Despite what the television ads or the movie posters might suggest, Dreamgirls belongs to newcomer Jennifer Hudson and her standout performance as Effie. Stepping into the role had to be difficult for Hudson, knowing that comparisons to Jennifer Holliday, the singer/actress who first essayed Effie on Broadway in 1981, were inevitable. Besides several show-stopping numbers, including Effie’s signature song, “And I Am Telling You”, Hudson has to show more emotional range than anyone else in the cast, including Beyoncé Knowles, but, and surprisingly, pulls it off. It helps, of course, that Condon had the ability to edit Hudson’s performance from multiple takes, but regardless of whether that’s true or not, it does little to diminish the quality of Hudson’s performance (or our appreciation for same).

If Dreamgirls has any faults -- and it does -- they, or rather it, can be traced to the overactive camerawork that’s become inexplicably de rigueur in contemporary Hollywood musicals. The camerawork in Dreamgirls is far more suitable to hyperkinetic action films than to contemporary musicals where moviegoers shouldn’t have any difficulty in following straightforward musical numbers. Letting the songs and performances breathe a bit more might have opened Condon to criticism that he wasn’t adding much as a director, but a more balanced approach would have blunted that criticism and made Dreamgirls a more satisfying film.

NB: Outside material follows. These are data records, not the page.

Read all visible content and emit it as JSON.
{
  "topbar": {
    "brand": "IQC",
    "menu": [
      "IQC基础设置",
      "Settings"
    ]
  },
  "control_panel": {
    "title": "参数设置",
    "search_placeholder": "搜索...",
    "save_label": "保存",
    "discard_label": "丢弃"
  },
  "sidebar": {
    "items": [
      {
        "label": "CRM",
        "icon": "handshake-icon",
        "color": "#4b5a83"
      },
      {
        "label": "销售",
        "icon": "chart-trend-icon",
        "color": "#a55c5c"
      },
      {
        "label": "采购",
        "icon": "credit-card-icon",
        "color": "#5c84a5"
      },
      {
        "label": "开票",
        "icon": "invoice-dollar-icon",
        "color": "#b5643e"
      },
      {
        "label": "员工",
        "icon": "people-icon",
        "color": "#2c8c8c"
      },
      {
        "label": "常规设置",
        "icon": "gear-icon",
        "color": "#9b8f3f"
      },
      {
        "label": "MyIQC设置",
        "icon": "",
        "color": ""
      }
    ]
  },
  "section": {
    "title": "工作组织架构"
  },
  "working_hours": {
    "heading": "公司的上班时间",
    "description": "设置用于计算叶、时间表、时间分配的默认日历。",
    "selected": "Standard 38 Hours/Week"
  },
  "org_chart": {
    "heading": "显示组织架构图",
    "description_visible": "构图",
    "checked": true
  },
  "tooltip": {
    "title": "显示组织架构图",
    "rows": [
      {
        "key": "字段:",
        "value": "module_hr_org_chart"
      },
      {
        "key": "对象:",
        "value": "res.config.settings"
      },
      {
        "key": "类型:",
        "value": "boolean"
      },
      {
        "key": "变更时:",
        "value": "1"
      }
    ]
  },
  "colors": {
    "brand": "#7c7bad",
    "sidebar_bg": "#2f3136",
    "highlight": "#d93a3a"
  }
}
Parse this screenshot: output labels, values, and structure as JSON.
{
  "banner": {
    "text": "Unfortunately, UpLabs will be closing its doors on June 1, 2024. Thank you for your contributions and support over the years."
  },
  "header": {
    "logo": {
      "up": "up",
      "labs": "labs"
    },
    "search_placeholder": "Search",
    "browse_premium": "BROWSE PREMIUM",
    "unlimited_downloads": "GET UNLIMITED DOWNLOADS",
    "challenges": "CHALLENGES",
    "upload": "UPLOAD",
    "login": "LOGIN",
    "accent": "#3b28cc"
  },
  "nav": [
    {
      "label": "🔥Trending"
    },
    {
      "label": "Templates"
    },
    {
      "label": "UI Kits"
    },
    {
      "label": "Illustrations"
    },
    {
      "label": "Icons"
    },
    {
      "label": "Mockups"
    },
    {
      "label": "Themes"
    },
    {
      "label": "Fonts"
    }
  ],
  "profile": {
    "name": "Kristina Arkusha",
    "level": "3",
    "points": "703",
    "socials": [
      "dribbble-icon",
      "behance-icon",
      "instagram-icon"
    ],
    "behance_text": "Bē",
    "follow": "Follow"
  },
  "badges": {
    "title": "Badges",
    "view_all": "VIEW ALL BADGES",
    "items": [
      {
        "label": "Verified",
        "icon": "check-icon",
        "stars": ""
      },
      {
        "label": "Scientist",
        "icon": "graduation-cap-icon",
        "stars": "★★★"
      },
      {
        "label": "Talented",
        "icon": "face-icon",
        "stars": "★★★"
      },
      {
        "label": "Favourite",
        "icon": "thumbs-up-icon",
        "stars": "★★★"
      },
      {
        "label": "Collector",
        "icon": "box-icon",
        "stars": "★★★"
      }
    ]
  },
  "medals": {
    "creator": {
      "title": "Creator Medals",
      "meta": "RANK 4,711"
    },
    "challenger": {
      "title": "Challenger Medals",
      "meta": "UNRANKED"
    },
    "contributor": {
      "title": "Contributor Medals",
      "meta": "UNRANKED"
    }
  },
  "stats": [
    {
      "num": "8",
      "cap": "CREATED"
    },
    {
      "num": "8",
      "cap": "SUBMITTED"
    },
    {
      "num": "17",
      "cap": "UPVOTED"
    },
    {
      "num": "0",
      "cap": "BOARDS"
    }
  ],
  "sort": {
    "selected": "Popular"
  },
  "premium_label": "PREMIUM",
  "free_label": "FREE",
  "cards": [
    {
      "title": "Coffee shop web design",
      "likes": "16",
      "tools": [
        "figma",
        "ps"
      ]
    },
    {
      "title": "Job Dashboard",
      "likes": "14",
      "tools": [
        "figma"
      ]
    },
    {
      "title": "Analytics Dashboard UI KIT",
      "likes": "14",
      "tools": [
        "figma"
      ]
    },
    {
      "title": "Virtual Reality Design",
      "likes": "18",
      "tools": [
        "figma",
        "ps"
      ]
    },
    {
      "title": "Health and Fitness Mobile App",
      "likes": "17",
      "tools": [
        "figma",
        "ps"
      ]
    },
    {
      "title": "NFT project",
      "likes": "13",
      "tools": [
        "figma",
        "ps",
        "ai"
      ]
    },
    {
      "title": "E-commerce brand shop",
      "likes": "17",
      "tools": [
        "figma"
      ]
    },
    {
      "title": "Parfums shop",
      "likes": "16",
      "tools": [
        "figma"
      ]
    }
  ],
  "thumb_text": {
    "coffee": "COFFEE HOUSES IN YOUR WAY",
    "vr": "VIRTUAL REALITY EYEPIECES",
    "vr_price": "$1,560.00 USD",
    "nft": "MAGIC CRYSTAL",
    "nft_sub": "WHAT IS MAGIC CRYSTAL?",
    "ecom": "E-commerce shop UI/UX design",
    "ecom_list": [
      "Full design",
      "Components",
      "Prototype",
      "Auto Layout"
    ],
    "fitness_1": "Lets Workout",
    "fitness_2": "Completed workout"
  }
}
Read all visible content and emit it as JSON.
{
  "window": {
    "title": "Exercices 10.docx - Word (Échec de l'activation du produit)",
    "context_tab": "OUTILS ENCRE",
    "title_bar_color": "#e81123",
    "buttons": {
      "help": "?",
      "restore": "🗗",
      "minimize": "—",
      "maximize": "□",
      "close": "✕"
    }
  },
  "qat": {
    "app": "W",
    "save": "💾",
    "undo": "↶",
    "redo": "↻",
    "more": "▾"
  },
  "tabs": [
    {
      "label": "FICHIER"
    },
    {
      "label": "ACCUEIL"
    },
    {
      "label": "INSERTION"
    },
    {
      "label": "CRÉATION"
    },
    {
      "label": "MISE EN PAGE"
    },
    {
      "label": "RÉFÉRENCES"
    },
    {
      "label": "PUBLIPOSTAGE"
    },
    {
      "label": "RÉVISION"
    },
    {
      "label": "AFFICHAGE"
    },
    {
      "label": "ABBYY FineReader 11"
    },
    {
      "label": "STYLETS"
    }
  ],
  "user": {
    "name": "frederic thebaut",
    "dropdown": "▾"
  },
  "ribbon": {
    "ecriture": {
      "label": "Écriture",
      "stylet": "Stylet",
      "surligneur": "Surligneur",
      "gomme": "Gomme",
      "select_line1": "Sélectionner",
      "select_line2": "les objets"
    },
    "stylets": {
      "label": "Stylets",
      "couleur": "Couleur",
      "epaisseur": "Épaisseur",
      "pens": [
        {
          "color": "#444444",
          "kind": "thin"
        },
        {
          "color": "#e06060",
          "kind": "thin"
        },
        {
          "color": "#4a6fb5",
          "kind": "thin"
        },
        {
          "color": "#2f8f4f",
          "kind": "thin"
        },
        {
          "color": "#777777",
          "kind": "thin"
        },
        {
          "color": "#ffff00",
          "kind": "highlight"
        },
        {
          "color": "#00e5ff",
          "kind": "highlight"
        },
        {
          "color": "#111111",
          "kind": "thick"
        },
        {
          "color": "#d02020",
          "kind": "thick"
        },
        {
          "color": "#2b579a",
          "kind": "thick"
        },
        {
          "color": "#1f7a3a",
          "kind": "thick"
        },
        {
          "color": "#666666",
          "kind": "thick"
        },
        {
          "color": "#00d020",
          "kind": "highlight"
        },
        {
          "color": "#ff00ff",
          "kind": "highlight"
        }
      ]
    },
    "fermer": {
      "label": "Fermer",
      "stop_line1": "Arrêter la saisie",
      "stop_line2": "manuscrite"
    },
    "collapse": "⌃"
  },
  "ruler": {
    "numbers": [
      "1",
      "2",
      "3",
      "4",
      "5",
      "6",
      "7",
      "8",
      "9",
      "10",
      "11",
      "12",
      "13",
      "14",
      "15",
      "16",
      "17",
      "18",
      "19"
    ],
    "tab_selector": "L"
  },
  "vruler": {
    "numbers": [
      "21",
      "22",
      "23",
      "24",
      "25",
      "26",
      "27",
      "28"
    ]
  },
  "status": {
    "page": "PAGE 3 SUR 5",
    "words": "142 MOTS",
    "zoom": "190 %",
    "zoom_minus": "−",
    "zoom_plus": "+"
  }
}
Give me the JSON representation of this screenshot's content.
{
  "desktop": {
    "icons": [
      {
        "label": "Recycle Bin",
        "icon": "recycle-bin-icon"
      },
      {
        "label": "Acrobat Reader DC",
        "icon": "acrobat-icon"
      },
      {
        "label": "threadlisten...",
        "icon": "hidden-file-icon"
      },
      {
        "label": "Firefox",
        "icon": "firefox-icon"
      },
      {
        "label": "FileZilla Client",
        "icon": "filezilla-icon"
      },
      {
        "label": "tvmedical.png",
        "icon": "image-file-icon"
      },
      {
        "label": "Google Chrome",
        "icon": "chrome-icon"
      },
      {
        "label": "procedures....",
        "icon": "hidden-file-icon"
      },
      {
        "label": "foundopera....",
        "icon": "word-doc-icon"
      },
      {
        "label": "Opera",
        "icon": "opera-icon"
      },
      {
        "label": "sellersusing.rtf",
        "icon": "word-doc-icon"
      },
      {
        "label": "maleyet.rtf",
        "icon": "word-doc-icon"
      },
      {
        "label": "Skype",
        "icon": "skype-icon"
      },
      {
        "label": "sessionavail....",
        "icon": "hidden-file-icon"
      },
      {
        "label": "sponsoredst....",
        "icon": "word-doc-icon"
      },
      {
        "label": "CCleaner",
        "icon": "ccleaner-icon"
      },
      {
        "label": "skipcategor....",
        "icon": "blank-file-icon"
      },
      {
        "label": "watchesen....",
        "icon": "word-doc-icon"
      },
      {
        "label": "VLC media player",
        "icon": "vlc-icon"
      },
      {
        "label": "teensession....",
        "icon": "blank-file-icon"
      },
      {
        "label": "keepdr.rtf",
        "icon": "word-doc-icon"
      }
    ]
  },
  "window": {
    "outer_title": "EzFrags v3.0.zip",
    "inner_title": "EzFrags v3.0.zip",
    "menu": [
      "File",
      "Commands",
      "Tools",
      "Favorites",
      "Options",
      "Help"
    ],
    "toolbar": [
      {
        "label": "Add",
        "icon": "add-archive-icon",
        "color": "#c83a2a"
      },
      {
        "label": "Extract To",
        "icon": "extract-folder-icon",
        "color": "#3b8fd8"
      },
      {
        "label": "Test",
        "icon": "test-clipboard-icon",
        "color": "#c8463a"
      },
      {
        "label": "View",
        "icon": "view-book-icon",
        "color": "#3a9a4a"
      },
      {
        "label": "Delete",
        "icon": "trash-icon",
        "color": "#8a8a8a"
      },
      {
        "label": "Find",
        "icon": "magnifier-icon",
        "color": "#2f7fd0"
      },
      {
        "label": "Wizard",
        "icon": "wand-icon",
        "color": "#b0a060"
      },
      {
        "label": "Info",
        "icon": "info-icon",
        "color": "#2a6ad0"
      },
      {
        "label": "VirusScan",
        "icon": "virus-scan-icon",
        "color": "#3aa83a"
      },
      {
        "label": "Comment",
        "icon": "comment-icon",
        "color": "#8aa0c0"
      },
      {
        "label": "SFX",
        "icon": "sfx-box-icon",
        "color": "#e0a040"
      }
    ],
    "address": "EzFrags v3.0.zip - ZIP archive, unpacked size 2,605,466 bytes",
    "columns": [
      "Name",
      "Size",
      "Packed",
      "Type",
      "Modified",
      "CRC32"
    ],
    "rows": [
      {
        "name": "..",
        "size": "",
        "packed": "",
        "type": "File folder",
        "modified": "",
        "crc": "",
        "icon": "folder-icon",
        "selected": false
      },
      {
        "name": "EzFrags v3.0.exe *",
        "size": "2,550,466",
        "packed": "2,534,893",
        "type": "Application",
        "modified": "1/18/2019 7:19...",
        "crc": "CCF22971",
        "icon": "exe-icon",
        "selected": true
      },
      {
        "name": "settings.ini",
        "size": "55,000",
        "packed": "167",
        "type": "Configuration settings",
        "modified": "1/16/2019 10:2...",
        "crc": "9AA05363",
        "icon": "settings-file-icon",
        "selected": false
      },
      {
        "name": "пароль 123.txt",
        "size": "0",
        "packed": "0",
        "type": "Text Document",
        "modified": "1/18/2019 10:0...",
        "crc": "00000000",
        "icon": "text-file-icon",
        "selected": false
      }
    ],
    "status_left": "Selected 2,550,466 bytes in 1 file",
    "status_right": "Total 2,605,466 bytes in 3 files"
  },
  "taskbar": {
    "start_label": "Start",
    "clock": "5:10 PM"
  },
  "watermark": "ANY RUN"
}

Camerawork and a wobbly second act aside, Dreamgirls shows Hollywood at its best, marshaling its financial and creative resources into a highly satisfying mix of song, dance, melodrama and, of course, performance. As for Hudson, don’t be surprised if she gets nominated for Best Supporting Actress. She may not win an Oscar (first-time performances rarely do), but with a bit of luck and the right roles, a long career ahead in film and in music awaits her.

Rating: 4 out of 5 stars